In May, the administration decided that, based on the recommendations of the task force, Seattle high schools would not have to administer the MAP. However, the test will still be given to elementary and middle school students. Superintendent Banda stated that a new, ongoing working group would be created to monitor assessments and work on recommendations for the 2014–15 school year and beyond. “There was opportunity here, and we hope to continue to have these conversations,” Banda says. “We’re listening to them and we’re doing our best to support them in carrying out the work that needs to happen.”
A sense of victory swept through Garfield. “When we got word that the superintendent had relented and acknowledged that this test was wrong for our students, there was a moment of pure elation,” Hagopian says. “There were high fives and fist pumps in the hallway between teachers and students.”
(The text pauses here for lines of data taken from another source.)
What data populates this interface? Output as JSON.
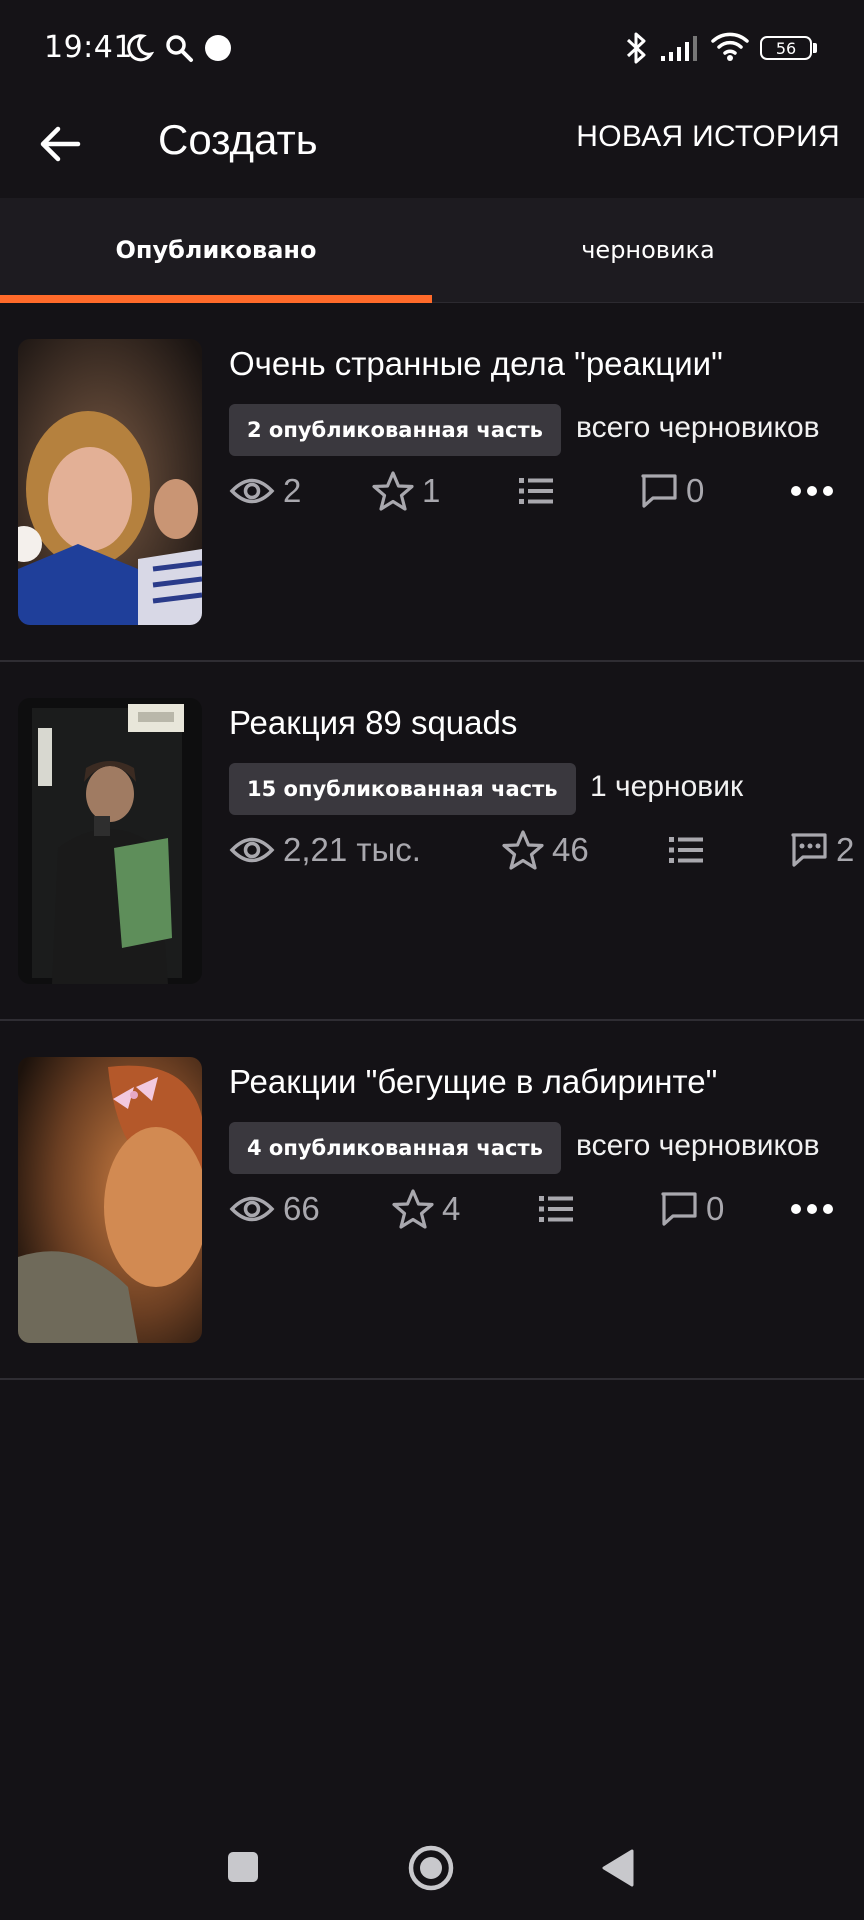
{
  "status_bar": {
    "time": "19:41",
    "battery": "56",
    "icons": [
      "moon-icon",
      "search-icon",
      "dot-icon",
      "bluetooth-icon",
      "signal-icon",
      "wifi-icon",
      "battery-icon"
    ]
  },
  "app_bar": {
    "title": "Создать",
    "new_story": "НОВАЯ ИСТОРИЯ"
  },
  "tabs": [
    {
      "label": "Опубликовано",
      "active": true
    },
    {
      "label": "черновика",
      "active": false
    }
  ],
  "stories": [
    {
      "title": "Очень странные дела \"реакции\"",
      "badge": "2 опубликованная часть",
      "drafts": "всего черновиков",
      "views": "2",
      "votes": "1",
      "comments": "0"
    },
    {
      "title": "Реакция 89 squads",
      "badge": "15 опубликованная часть",
      "drafts": "1 черновик",
      "views": "2,21 тыс.",
      "votes": "46",
      "comments": "2"
    },
    {
      "title": "Реакции \"бегущие в лабиринте\"",
      "badge": "4 опубликованная часть",
      "drafts": "всего черновиков",
      "views": "66",
      "votes": "4",
      "comments": "0"
    }
  ],
  "colors": {
    "background": "#141216",
    "accent": "#ff6a2a",
    "badge_bg": "#3a383e",
    "stat_text": "#a9a8ae"
  }
}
However, there are still questions. “It’s recognition of our professional power, but I fear it was not an acknowledgement of the rightness of our arguments,” Clarke says. “They have yet to answer any of our criticisms of the test. They told us it was invalid, but they are still willing to use the MAP at the elementary and middle school level. The Department of Education says the MAP has no value. Still, they are willing to spend money on it when we are hurting so badly for funds.”
What ultimately is to be gained by tests like the MAP is an important question. Much of the controversy has centered on how the results are being used to assess schools, students and teachers.
What makes the MAP different from most other standardized tests used by Seattle Public Schools is that, unlike an end-of-year state assessment, it doesn’t evaluate based on the curriculum taught at a specific grade level. “It’s assessing what students actually know in basic reading and math skills,” explains Clover Codd, executive director of Strategic Planning and Partnerships for Seattle Public Schools. “It allows us to inform intervention and accelerated learning for certain students.” However, teachers object to being evaluated on material they have not been asked to teach, and students and parents would rather see class time and school resources focused elsewhere.